Posted by Phil Duggan,
North Country explorer from Amherst, New York
February 6, 2013

Habitat: Lowland, young mixed-wood forest.

These patterns in this softwood tree were almost definitely caused by a hungry porcupine, which we discovered nesting in its lair a few feet away. Rodents like porcupine and beaver love softwood trees like hemlock for their delicious wood below the bark. What is being nibbled at in this picture is the cambium layer of the tree, which is the area of new growth that is packed with nutrients, in order to make more vascular xylem and phloem every year. Porcupine have large incisors so they can effectively get at and remove the cambium.

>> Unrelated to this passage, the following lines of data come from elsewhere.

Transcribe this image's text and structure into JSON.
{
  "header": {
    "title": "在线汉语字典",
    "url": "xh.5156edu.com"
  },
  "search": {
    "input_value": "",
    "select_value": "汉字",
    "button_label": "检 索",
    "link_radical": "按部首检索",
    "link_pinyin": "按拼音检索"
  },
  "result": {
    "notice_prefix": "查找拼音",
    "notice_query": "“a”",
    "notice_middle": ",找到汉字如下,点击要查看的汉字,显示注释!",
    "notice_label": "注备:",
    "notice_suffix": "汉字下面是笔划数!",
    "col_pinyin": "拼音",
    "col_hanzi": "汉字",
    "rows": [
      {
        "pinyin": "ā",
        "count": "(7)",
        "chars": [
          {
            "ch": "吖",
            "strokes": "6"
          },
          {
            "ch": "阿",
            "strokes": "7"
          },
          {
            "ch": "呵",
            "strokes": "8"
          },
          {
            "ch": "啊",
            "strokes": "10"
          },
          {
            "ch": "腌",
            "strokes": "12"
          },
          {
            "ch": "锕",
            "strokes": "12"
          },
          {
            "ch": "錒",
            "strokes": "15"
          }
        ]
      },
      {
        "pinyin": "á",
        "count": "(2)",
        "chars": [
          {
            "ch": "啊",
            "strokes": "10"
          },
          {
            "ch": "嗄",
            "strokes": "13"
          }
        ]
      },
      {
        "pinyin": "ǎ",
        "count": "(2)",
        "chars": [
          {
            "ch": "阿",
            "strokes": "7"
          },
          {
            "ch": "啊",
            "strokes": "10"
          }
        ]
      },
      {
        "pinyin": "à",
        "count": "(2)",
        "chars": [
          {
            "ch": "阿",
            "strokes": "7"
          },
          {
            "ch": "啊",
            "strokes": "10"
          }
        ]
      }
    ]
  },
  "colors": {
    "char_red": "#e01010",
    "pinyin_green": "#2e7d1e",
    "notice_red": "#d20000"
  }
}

I think this photo is a good testament as to how much work it is to rely on mature trees as a source of food. Each one of these minute scratches is part of a much bigger picture of repetition, time and energy expended by the porcupine. There are also some remarkable patterns created by this wild form of feeding.